> [Try it] Your answer must match, word for word, the lines from the one holding "Parse this screenshot: output" through the final line below, with pictures excluded.

> [Source material]
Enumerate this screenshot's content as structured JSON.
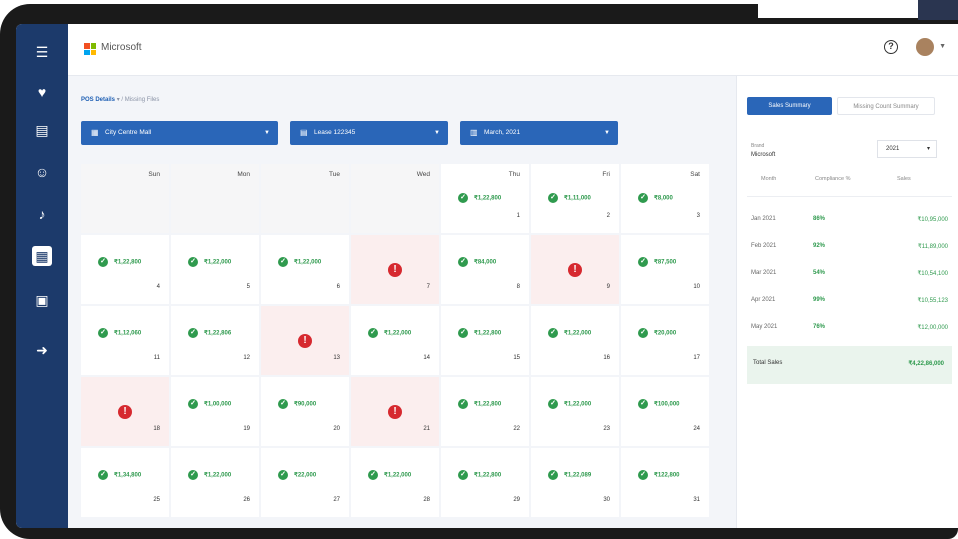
{
  "topbar": {
    "brand": "Microsoft",
    "help_icon": "?"
  },
  "colors": {
    "primary": "#2a66b8",
    "sidebar": "#1c3a6b",
    "success": "#2f9a4e",
    "error": "#d6292f"
  },
  "breadcrumb": {
    "parent": "POS Details",
    "current": "Missing Files"
  },
  "filters": {
    "mall": "City Centre Mall",
    "lease": "Lease 122345",
    "month": "March, 2021"
  },
  "sidebar_icons": [
    "menu-icon",
    "handshake-icon",
    "buildings-icon",
    "user-icon",
    "bell-icon",
    "document-icon",
    "clipboard-icon",
    "exit-icon"
  ],
  "calendar": {
    "weekdays": [
      "Sun",
      "Mon",
      "Tue",
      "Wed",
      "Thu",
      "Fri",
      "Sat"
    ],
    "weeks": [
      [
        {
          "day": "",
          "status": "empty"
        },
        {
          "day": "",
          "status": "empty"
        },
        {
          "day": "",
          "status": "empty"
        },
        {
          "day": "",
          "status": "empty"
        },
        {
          "day": "1",
          "status": "ok",
          "amount": "₹1,22,800"
        },
        {
          "day": "2",
          "status": "ok",
          "amount": "₹1,11,000"
        },
        {
          "day": "3",
          "status": "ok",
          "amount": "₹8,000"
        }
      ],
      [
        {
          "day": "4",
          "status": "ok",
          "amount": "₹1,22,800"
        },
        {
          "day": "5",
          "status": "ok",
          "amount": "₹1,22,000"
        },
        {
          "day": "6",
          "status": "ok",
          "amount": "₹1,22,000"
        },
        {
          "day": "7",
          "status": "missing"
        },
        {
          "day": "8",
          "status": "ok",
          "amount": "₹84,000"
        },
        {
          "day": "9",
          "status": "missing"
        },
        {
          "day": "10",
          "status": "ok",
          "amount": "₹87,500"
        }
      ],
      [
        {
          "day": "11",
          "status": "ok",
          "amount": "₹1,12,060"
        },
        {
          "day": "12",
          "status": "ok",
          "amount": "₹1,22,806"
        },
        {
          "day": "13",
          "status": "missing"
        },
        {
          "day": "14",
          "status": "ok",
          "amount": "₹1,22,000"
        },
        {
          "day": "15",
          "status": "ok",
          "amount": "₹1,22,800"
        },
        {
          "day": "16",
          "status": "ok",
          "amount": "₹1,22,000"
        },
        {
          "day": "17",
          "status": "ok",
          "amount": "₹20,000"
        }
      ],
      [
        {
          "day": "18",
          "status": "missing"
        },
        {
          "day": "19",
          "status": "ok",
          "amount": "₹1,00,000"
        },
        {
          "day": "20",
          "status": "ok",
          "amount": "₹90,000"
        },
        {
          "day": "21",
          "status": "missing"
        },
        {
          "day": "22",
          "status": "ok",
          "amount": "₹1,22,800"
        },
        {
          "day": "23",
          "status": "ok",
          "amount": "₹1,22,000"
        },
        {
          "day": "24",
          "status": "ok",
          "amount": "₹100,000"
        }
      ],
      [
        {
          "day": "25",
          "status": "ok",
          "amount": "₹1,34,800"
        },
        {
          "day": "26",
          "status": "ok",
          "amount": "₹1,22,000"
        },
        {
          "day": "27",
          "status": "ok",
          "amount": "₹22,000"
        },
        {
          "day": "28",
          "status": "ok",
          "amount": "₹1,22,000"
        },
        {
          "day": "29",
          "status": "ok",
          "amount": "₹1,22,800"
        },
        {
          "day": "30",
          "status": "ok",
          "amount": "₹1,22,089"
        },
        {
          "day": "31",
          "status": "ok",
          "amount": "₹122,800"
        }
      ]
    ]
  },
  "summary": {
    "tabs": [
      "Sales Summary",
      "Missing Count Summary"
    ],
    "brand_label": "Brand",
    "brand_value": "Microsoft",
    "year": "2021",
    "columns": [
      "Month",
      "Compliance %",
      "Sales"
    ],
    "rows": [
      {
        "month": "Jan 2021",
        "compliance": "86%",
        "sales": "₹10,95,000"
      },
      {
        "month": "Feb 2021",
        "compliance": "92%",
        "sales": "₹11,89,000"
      },
      {
        "month": "Mar 2021",
        "compliance": "54%",
        "sales": "₹10,54,100"
      },
      {
        "month": "Apr 2021",
        "compliance": "99%",
        "sales": "₹10,55,123"
      },
      {
        "month": "May 2021",
        "compliance": "76%",
        "sales": "₹12,00,000"
      }
    ],
    "total_label": "Total Sales",
    "total_value": "₹4,22,86,000"
  }
}
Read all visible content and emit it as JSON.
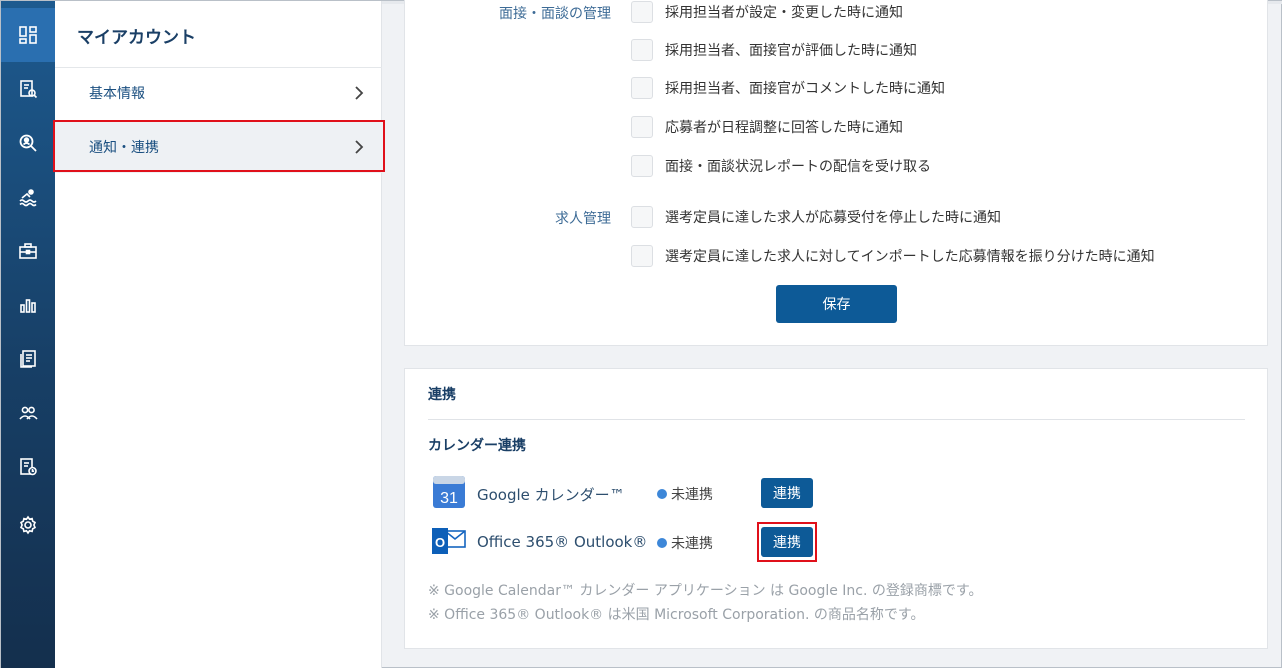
{
  "sidebar": {
    "title": "マイアカウント",
    "items": [
      {
        "label": "基本情報"
      },
      {
        "label": "通知・連携"
      }
    ]
  },
  "rail": {
    "icons": [
      "dashboard-icon",
      "document-search-icon",
      "magnifier-user-icon",
      "swimmer-icon",
      "briefcase-icon",
      "bar-chart-icon",
      "receipt-icon",
      "users-icon",
      "document-clock-icon",
      "settings-gear-icon"
    ]
  },
  "notifications": {
    "interview_label": "面接・面談の管理",
    "interview_items": [
      "採用担当者が設定・変更した時に通知",
      "採用担当者、面接官が評価した時に通知",
      "採用担当者、面接官がコメントした時に通知",
      "応募者が日程調整に回答した時に通知",
      "面接・面談状況レポートの配信を受け取る"
    ],
    "job_label": "求人管理",
    "job_items": [
      "選考定員に達した求人が応募受付を停止した時に通知",
      "選考定員に達した求人に対してインポートした応募情報を振り分けた時に通知"
    ],
    "save_label": "保存"
  },
  "integration": {
    "title": "連携",
    "calendar_title": "カレンダー連携",
    "services": [
      {
        "name": "Google カレンダー™",
        "status": "未連携",
        "button": "連携",
        "icon": "google-calendar-icon",
        "icon_text": "31"
      },
      {
        "name": "Office 365® Outlook®",
        "status": "未連携",
        "button": "連携",
        "icon": "outlook-icon",
        "icon_text": "O"
      }
    ],
    "notes": [
      "※ Google Calendar™ カレンダー アプリケーション は Google Inc. の登録商標です。",
      "※ Office 365® Outlook® は米国 Microsoft Corporation. の商品名称です。"
    ]
  },
  "colors": {
    "accent": "#0d5a97",
    "highlight": "#e0101a",
    "status_dot": "#3d87d8"
  }
}
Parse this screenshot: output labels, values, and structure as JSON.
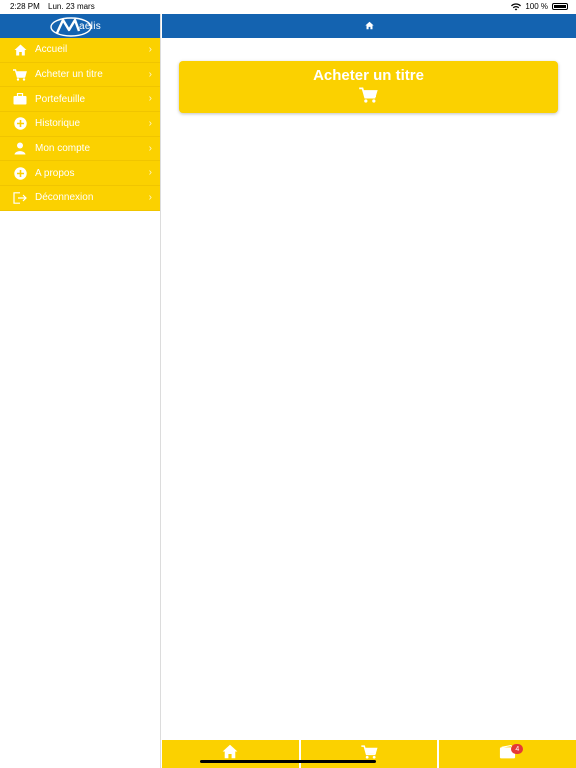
{
  "status_bar": {
    "time": "2:28 PM",
    "date": "Lun. 23 mars",
    "battery": "100 %"
  },
  "sidebar": {
    "logo_text": "aelis",
    "items": [
      {
        "label": "Accueil",
        "icon": "home-icon"
      },
      {
        "label": "Acheter un titre",
        "icon": "cart-icon"
      },
      {
        "label": "Portefeuille",
        "icon": "briefcase-icon"
      },
      {
        "label": "Historique",
        "icon": "plus-circle-icon"
      },
      {
        "label": "Mon compte",
        "icon": "user-icon"
      },
      {
        "label": "A propos",
        "icon": "plus-circle-icon"
      },
      {
        "label": "Déconnexion",
        "icon": "logout-icon"
      }
    ]
  },
  "main": {
    "header_icon": "home-icon",
    "card": {
      "title": "Acheter un titre",
      "icon": "cart-icon"
    }
  },
  "tabbar": {
    "tabs": [
      {
        "icon": "home-icon"
      },
      {
        "icon": "cart-icon"
      },
      {
        "icon": "wallet-icon",
        "badge": "4"
      }
    ]
  },
  "colors": {
    "blue": "#1463b0",
    "yellow": "#fbd100",
    "badge": "#e53935"
  }
}
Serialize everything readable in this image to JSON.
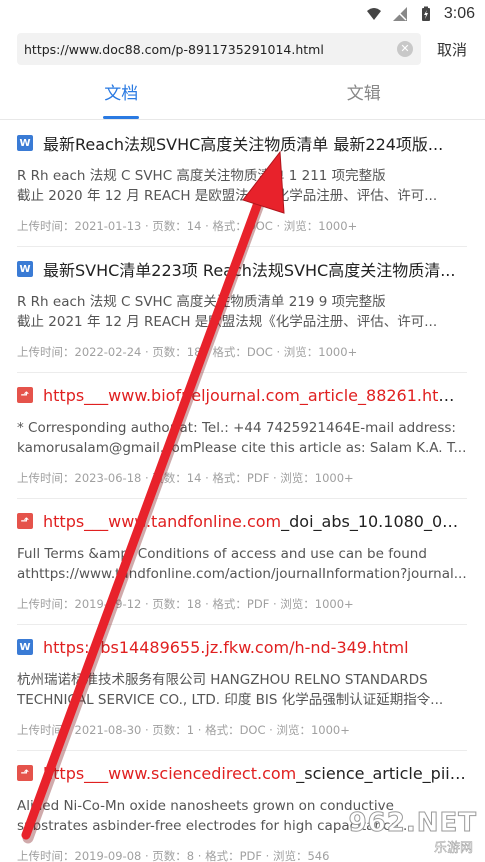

> [Task output]
Parse this screenshot: output labels, values, and structure as JSON.
{
  "status_bar": {
    "time": "2:28 PM",
    "date": "Lun. 23 mars",
    "battery": "100 %"
  },
  "sidebar": {
    "logo_text": "aelis",
    "items": [
      {
        "label": "Accueil",
        "icon": "home-icon"
      },
      {
        "label": "Acheter un titre",
        "icon": "cart-icon"
      },
      {
        "label": "Portefeuille",
        "icon": "briefcase-icon"
      },
      {
        "label": "Historique",
        "icon": "plus-circle-icon"
      },
      {
        "label": "Mon compte",
        "icon": "user-icon"
      },
      {
        "label": "A propos",
        "icon": "plus-circle-icon"
      },
      {
        "label": "Déconnexion",
        "icon": "logout-icon"
      }
    ]
  },
  "main": {
    "header_icon": "home-icon",
    "card": {
      "title": "Acheter un titre",
      "icon": "cart-icon"
    }
  },
  "tabbar": {
    "tabs": [
      {
        "icon": "home-icon"
      },
      {
        "icon": "cart-icon"
      },
      {
        "icon": "wallet-icon",
        "badge": "4"
      }
    ]
  },
  "colors": {
    "blue": "#1463b0",
    "yellow": "#fbd100",
    "badge": "#e53935"
  }
}
Serialize everything readable in this image to JSON.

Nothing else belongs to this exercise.